News / 

Another Viewpoint – A Line in the Sand



This archived news story is available only for your personal, non-commercial use. Information in the story may be outdated or superseded by additional information. Reading or replaying the story in its archived form does not constitute a republication of the story.

KSL recently commented on the escalating border dispute between Salt Lake City and North Salt Lake. We said “the land in question ought to be preserved in its pristine state, not developed.”

North Salt Lake Mayor Kay W. Briggs responded with another viewpoint.

Kay W. Briggs
Mayor North Salt Lake

As Mayor of North Salt Lake, I would like to respond to your editorial comment of June 27, 2005, “A Line in the Sand.” For the past 30 plus years, I have been one of the editorials greatest fans. Rarely have we disagreed; however, your comments about the “border battle” between Salt Lake and North Salt Lake lead me to believe that you don’t have all of the facts. Let me try to clarify the real issues:

1. North Salt Lake is not anti-open space. No large developer has us in his back pocket. North Salt Lake administration and citizens love open space. More than three years ago, we started working to preserve the privately held property on the foothills above North Salt Lake from development. Our plan was to preserve as permanent open space the more visible mountain side properties covered with trees and wildlife. We envisioned East/ West connections from the Jordan River, Highway 89, the Bonneville Shoreline Trail and the Great Western Trail connector which runs from Canada to Mexico. We’ve had open houses and public forums to discuss parks, trails, facilities, etc., none of which come free. We have also committed to provide police and fire protection, sanitation clean-up and trail maintenance similar to what Salt Lake does at City Creek Canyon and Salt Lake County has done along the Jordan River Parkway. Our answer on how to fund this ambitious project was to develop approximately 20 acres (two square city blocks) of flat land on the back of the Beck Street gravel pits. We have been successful by generous donations and purchases to preserve approximately 120 acres of park and open space land on the foothills plus we have agreed to preserve 50 of the 80 acres in Salt Lake as permanent open space plus build a 10 acre cemetery/park as requested by our citizens which is within Salt Lake City’s open space zoning rules. In total during the last few years, NSL has taken off the tax roles almost 1000 acres for permanent open space.

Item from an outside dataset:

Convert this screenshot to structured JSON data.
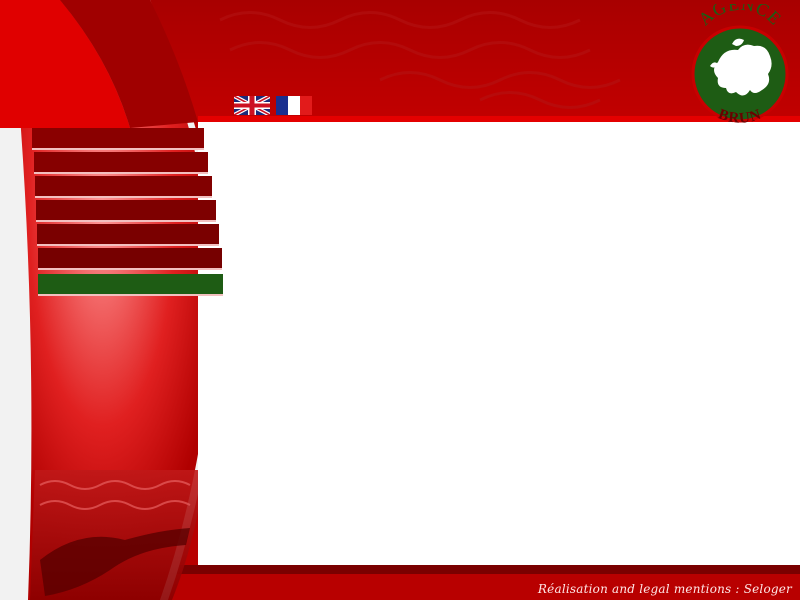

2. North Salt Lake is the only city which can provide the required municipal service of fire and police protection, sanitation, maintenance, etc. to the acreage in question. Salt Lake City municipal service providers, police, fire, etc., did not object to the requested disconnect of property.

3. North Salt Lake has for three years tried to negotiate peacefully. Salt Lake Administration and Councils have always been cordial until this latest blast of resolutions and threats of taking by condemnation and eminent domain which has forced North Salt Lake to appeal to the courts for protection.

4. The mountain side between North Salt Lake, City Creek Canyon, Ensign Peak, Mueller Park and Farmington Peak contains over 100,000 acres of open space. NSL is anxious to build trailheads and trails for dedicated hikers, ADA users, equestrians, bikers, joggers and families with strollers and tricycles. North Salt Lake supports access to open space that can be used to promote a more healthy and educated America, but reasonable development is necessary to fund and support the long term vitality of this dream.

5. The land in question cannot be seen from Salt Lake. Few Salt Lake citizens will ever see or use the land because it is a long hard hike (over two hours for most people). It is North Salt Lake’s backyard. Please let us take care of it.

6. The 80 acres is about the same level on the foothills as the Bountiful Temple, Primary Children’s Hospital, and the upper part of the Salt Lake Cemetery. It is 500 to 1000 feet lower than much of the development in other cities that surround us, including Salt Lake City. Through the good work that is being done by our City Council and others we have been able to stop the foothill creep. Please support the development of a small piece of flatland so that in the future trails, trail heads, a park, etc. will provide access for our children and grandchildren to this beautiful piece of nature.

Remember, we love Salt Lake City. It is as much our State Capital as it is to those who live within its city boundaries. But now SLC will use the revenue gained from our support of the Gateway Mall, downtown shopping and dining, the Delta Center and Abravanel Hall to pay lawyers to fight the little city next door. They should be ashamed.

SIGN UP FOR THE KSL.COM NEWSLETTER

Catch up on the top news and features from KSL.com, sent weekly.
By subscribing, you acknowledge and agree to KSL.com's Terms of Use and Privacy Policy.

KSL Weather Forecast